Aim of the task: Print the records below exactly, leaving out nothing.

Items from a dataset
+ + + + + + +

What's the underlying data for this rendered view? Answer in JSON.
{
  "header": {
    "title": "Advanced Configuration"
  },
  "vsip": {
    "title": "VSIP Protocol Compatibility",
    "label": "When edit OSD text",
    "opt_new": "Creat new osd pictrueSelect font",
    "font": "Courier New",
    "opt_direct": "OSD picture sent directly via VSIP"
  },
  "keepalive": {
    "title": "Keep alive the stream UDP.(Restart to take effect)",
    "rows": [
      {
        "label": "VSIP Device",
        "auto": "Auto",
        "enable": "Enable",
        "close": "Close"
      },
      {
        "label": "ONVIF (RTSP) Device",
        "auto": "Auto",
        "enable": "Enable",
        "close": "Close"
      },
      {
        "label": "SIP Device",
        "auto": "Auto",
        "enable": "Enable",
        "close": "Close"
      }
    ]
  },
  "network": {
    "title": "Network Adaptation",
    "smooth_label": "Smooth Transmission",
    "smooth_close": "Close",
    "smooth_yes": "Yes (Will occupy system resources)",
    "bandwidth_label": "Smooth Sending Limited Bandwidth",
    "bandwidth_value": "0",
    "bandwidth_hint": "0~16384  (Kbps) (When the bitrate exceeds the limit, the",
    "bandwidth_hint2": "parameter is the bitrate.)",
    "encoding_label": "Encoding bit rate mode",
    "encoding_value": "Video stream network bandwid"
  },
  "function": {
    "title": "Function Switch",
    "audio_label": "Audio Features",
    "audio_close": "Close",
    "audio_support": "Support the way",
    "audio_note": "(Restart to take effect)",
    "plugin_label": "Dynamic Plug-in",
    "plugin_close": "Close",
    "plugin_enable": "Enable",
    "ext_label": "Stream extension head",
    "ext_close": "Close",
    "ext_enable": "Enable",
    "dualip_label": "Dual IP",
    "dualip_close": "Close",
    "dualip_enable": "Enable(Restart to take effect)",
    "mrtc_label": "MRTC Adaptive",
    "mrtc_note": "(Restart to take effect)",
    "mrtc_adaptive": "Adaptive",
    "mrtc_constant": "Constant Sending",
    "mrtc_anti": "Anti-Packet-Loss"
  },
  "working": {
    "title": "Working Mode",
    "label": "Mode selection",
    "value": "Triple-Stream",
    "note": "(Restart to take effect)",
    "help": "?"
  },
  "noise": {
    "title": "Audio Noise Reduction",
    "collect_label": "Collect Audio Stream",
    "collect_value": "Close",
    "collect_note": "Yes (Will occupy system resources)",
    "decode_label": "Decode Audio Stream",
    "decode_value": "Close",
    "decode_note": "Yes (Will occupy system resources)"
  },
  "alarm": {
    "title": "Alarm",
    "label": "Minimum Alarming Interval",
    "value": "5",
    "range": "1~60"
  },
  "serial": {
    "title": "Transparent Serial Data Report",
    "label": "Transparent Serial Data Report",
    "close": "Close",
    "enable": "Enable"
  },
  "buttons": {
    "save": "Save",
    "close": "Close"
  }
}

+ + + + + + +

Answer space:
What's the underlying data for this rendered view? Answer in JSON.
{
  "header": {
    "title": "Advanced Configuration"
  },
  "vsip": {
    "title": "VSIP Protocol Compatibility",
    "label": "When edit OSD text",
    "opt_new": "Creat new osd pictrueSelect font",
    "font": "Courier New",
    "opt_direct": "OSD picture sent directly via VSIP"
  },
  "keepalive": {
    "title": "Keep alive the stream UDP.(Restart to take effect)",
    "rows": [
      {
        "label": "VSIP Device",
        "auto": "Auto",
        "enable": "Enable",
        "close": "Close"
      },
      {
        "label": "ONVIF (RTSP) Device",
        "auto": "Auto",
        "enable": "Enable",
        "close": "Close"
      },
      {
        "label": "SIP Device",
        "auto": "Auto",
        "enable": "Enable",
        "close": "Close"
      }
    ]
  },
  "network": {
    "title": "Network Adaptation",
    "smooth_label": "Smooth Transmission",
    "smooth_close": "Close",
    "smooth_yes": "Yes (Will occupy system resources)",
    "bandwidth_label": "Smooth Sending Limited Bandwidth",
    "bandwidth_value": "0",
    "bandwidth_hint": "0~16384  (Kbps) (When the bitrate exceeds the limit, the",
    "bandwidth_hint2": "parameter is the bitrate.)",
    "encoding_label": "Encoding bit rate mode",
    "encoding_value": "Video stream network bandwid"
  },
  "function": {
    "title": "Function Switch",
    "audio_label": "Audio Features",
    "audio_close": "Close",
    "audio_support": "Support the way",
    "audio_note": "(Restart to take effect)",
    "plugin_label": "Dynamic Plug-in",
    "plugin_close": "Close",
    "plugin_enable": "Enable",
    "ext_label": "Stream extension head",
    "ext_close": "Close",
    "ext_enable": "Enable",
    "dualip_label": "Dual IP",
    "dualip_close": "Close",
    "dualip_enable": "Enable(Restart to take effect)",
    "mrtc_label": "MRTC Adaptive",
    "mrtc_note": "(Restart to take effect)",
    "mrtc_adaptive": "Adaptive",
    "mrtc_constant": "Constant Sending",
    "mrtc_anti": "Anti-Packet-Loss"
  },
  "working": {
    "title": "Working Mode",
    "label": "Mode selection",
    "value": "Triple-Stream",
    "note": "(Restart to take effect)",
    "help": "?"
  },
  "noise": {
    "title": "Audio Noise Reduction",
    "collect_label": "Collect Audio Stream",
    "collect_value": "Close",
    "collect_note": "Yes (Will occupy system resources)",
    "decode_label": "Decode Audio Stream",
    "decode_value": "Close",
    "decode_note": "Yes (Will occupy system resources)"
  },
  "alarm": {
    "title": "Alarm",
    "label": "Minimum Alarming Interval",
    "value": "5",
    "range": "1~60"
  },
  "serial": {
    "title": "Transparent Serial Data Report",
    "label": "Transparent Serial Data Report",
    "close": "Close",
    "enable": "Enable"
  },
  "buttons": {
    "save": "Save",
    "close": "Close"
  }
}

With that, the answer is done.